WHAT IS EXPECTED:
Set down every entry again exactly as it stands below.

'''

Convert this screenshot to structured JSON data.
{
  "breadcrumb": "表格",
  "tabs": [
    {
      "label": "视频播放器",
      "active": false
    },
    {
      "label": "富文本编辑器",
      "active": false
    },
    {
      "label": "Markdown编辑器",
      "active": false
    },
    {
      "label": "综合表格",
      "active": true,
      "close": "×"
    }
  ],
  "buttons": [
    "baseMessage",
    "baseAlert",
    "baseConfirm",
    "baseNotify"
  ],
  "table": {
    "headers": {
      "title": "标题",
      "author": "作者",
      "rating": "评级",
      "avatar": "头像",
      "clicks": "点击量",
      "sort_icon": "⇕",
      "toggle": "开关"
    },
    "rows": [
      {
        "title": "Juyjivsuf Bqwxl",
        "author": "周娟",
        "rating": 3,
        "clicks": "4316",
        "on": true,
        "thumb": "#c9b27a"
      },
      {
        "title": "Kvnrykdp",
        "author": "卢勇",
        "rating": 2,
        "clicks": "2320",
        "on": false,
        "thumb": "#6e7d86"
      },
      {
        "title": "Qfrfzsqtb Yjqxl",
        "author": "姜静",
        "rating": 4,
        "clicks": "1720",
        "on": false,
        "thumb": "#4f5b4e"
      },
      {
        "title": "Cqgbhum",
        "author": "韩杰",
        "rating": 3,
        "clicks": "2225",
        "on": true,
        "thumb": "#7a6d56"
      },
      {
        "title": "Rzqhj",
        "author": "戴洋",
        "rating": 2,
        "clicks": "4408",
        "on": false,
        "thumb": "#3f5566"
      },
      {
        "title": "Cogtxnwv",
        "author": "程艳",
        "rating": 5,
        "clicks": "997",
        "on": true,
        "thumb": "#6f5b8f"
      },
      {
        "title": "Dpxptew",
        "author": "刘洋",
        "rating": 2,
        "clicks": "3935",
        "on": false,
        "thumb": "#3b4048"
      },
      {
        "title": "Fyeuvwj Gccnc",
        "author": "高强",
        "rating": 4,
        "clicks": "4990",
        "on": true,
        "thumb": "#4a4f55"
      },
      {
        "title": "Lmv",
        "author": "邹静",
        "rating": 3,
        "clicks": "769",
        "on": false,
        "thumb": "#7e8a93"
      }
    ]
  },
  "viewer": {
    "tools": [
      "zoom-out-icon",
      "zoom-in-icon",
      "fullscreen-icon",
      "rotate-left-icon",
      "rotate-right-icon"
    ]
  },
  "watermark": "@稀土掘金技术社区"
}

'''

WRITTEN RESPONSE:
Convert this screenshot to structured JSON data.
{
  "breadcrumb": "表格",
  "tabs": [
    {
      "label": "视频播放器",
      "active": false
    },
    {
      "label": "富文本编辑器",
      "active": false
    },
    {
      "label": "Markdown编辑器",
      "active": false
    },
    {
      "label": "综合表格",
      "active": true,
      "close": "×"
    }
  ],
  "buttons": [
    "baseMessage",
    "baseAlert",
    "baseConfirm",
    "baseNotify"
  ],
  "table": {
    "headers": {
      "title": "标题",
      "author": "作者",
      "rating": "评级",
      "avatar": "头像",
      "clicks": "点击量",
      "sort_icon": "⇕",
      "toggle": "开关"
    },
    "rows": [
      {
        "title": "Juyjivsuf Bqwxl",
        "author": "周娟",
        "rating": 3,
        "clicks": "4316",
        "on": true,
        "thumb": "#c9b27a"
      },
      {
        "title": "Kvnrykdp",
        "author": "卢勇",
        "rating": 2,
        "clicks": "2320",
        "on": false,
        "thumb": "#6e7d86"
      },
      {
        "title": "Qfrfzsqtb Yjqxl",
        "author": "姜静",
        "rating": 4,
        "clicks": "1720",
        "on": false,
        "thumb": "#4f5b4e"
      },
      {
        "title": "Cqgbhum",
        "author": "韩杰",
        "rating": 3,
        "clicks": "2225",
        "on": true,
        "thumb": "#7a6d56"
      },
      {
        "title": "Rzqhj",
        "author": "戴洋",
        "rating": 2,
        "clicks": "4408",
        "on": false,
        "thumb": "#3f5566"
      },
      {
        "title": "Cogtxnwv",
        "author": "程艳",
        "rating": 5,
        "clicks": "997",
        "on": true,
        "thumb": "#6f5b8f"
      },
      {
        "title": "Dpxptew",
        "author": "刘洋",
        "rating": 2,
        "clicks": "3935",
        "on": false,
        "thumb": "#3b4048"
      },
      {
        "title": "Fyeuvwj Gccnc",
        "author": "高强",
        "rating": 4,
        "clicks": "4990",
        "on": true,
        "thumb": "#4a4f55"
      },
      {
        "title": "Lmv",
        "author": "邹静",
        "rating": 3,
        "clicks": "769",
        "on": false,
        "thumb": "#7e8a93"
      }
    ]
  },
  "viewer": {
    "tools": [
      "zoom-out-icon",
      "zoom-in-icon",
      "fullscreen-icon",
      "rotate-left-icon",
      "rotate-right-icon"
    ]
  },
  "watermark": "@稀土掘金技术社区"
}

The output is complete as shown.